**REQUIREMENT**
Print the records below exactly; all of them are needed.

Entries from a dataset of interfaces
==================================================
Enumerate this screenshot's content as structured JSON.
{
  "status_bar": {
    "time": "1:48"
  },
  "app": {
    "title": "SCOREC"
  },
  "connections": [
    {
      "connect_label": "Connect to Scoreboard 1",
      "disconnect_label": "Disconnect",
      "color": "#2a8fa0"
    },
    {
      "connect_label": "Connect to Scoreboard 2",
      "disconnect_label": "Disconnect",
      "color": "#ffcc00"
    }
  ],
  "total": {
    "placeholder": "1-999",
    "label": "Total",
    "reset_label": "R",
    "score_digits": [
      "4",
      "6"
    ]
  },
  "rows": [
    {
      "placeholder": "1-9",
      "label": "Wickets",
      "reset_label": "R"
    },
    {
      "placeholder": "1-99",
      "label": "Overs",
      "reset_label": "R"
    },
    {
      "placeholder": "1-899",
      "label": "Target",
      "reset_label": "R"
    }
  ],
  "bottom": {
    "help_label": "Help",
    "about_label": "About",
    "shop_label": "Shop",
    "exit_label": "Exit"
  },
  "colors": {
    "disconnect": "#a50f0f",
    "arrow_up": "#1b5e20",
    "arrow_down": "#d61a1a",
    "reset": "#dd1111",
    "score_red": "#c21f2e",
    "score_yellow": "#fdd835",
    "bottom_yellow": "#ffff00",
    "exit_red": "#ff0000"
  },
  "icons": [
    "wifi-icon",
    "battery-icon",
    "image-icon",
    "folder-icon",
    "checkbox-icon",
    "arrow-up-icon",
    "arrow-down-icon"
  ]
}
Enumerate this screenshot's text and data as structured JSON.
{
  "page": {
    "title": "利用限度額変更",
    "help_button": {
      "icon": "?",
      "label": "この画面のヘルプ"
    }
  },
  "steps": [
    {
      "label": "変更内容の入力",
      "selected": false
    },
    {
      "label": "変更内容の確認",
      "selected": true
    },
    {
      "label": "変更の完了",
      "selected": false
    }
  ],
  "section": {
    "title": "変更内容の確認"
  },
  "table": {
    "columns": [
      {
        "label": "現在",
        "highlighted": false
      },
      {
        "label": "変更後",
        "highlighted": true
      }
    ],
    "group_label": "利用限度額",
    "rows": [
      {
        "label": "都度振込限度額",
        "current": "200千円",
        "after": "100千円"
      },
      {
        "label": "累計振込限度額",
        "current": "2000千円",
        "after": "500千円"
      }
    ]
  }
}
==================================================
**RESPONSE TO THIS EXERCISE**
Enumerate this screenshot's content as structured JSON.
{
  "status_bar": {
    "time": "1:48"
  },
  "app": {
    "title": "SCOREC"
  },
  "connections": [
    {
      "connect_label": "Connect to Scoreboard 1",
      "disconnect_label": "Disconnect",
      "color": "#2a8fa0"
    },
    {
      "connect_label": "Connect to Scoreboard 2",
      "disconnect_label": "Disconnect",
      "color": "#ffcc00"
    }
  ],
  "total": {
    "placeholder": "1-999",
    "label": "Total",
    "reset_label": "R",
    "score_digits": [
      "4",
      "6"
    ]
  },
  "rows": [
    {
      "placeholder": "1-9",
      "label": "Wickets",
      "reset_label": "R"
    },
    {
      "placeholder": "1-99",
      "label": "Overs",
      "reset_label": "R"
    },
    {
      "placeholder": "1-899",
      "label": "Target",
      "reset_label": "R"
    }
  ],
  "bottom": {
    "help_label": "Help",
    "about_label": "About",
    "shop_label": "Shop",
    "exit_label": "Exit"
  },
  "colors": {
    "disconnect": "#a50f0f",
    "arrow_up": "#1b5e20",
    "arrow_down": "#d61a1a",
    "reset": "#dd1111",
    "score_red": "#c21f2e",
    "score_yellow": "#fdd835",
    "bottom_yellow": "#ffff00",
    "exit_red": "#ff0000"
  },
  "icons": [
    "wifi-icon",
    "battery-icon",
    "image-icon",
    "folder-icon",
    "checkbox-icon",
    "arrow-up-icon",
    "arrow-down-icon"
  ]
}
Enumerate this screenshot's text and data as structured JSON.
{
  "page": {
    "title": "利用限度額変更",
    "help_button": {
      "icon": "?",
      "label": "この画面のヘルプ"
    }
  },
  "steps": [
    {
      "label": "変更内容の入力",
      "selected": false
    },
    {
      "label": "変更内容の確認",
      "selected": true
    },
    {
      "label": "変更の完了",
      "selected": false
    }
  ],
  "section": {
    "title": "変更内容の確認"
  },
  "table": {
    "columns": [
      {
        "label": "現在",
        "highlighted": false
      },
      {
        "label": "変更後",
        "highlighted": true
      }
    ],
    "group_label": "利用限度額",
    "rows": [
      {
        "label": "都度振込限度額",
        "current": "200千円",
        "after": "100千円"
      },
      {
        "label": "累計振込限度額",
        "current": "2000千円",
        "after": "500千円"
      }
    ]
  }
}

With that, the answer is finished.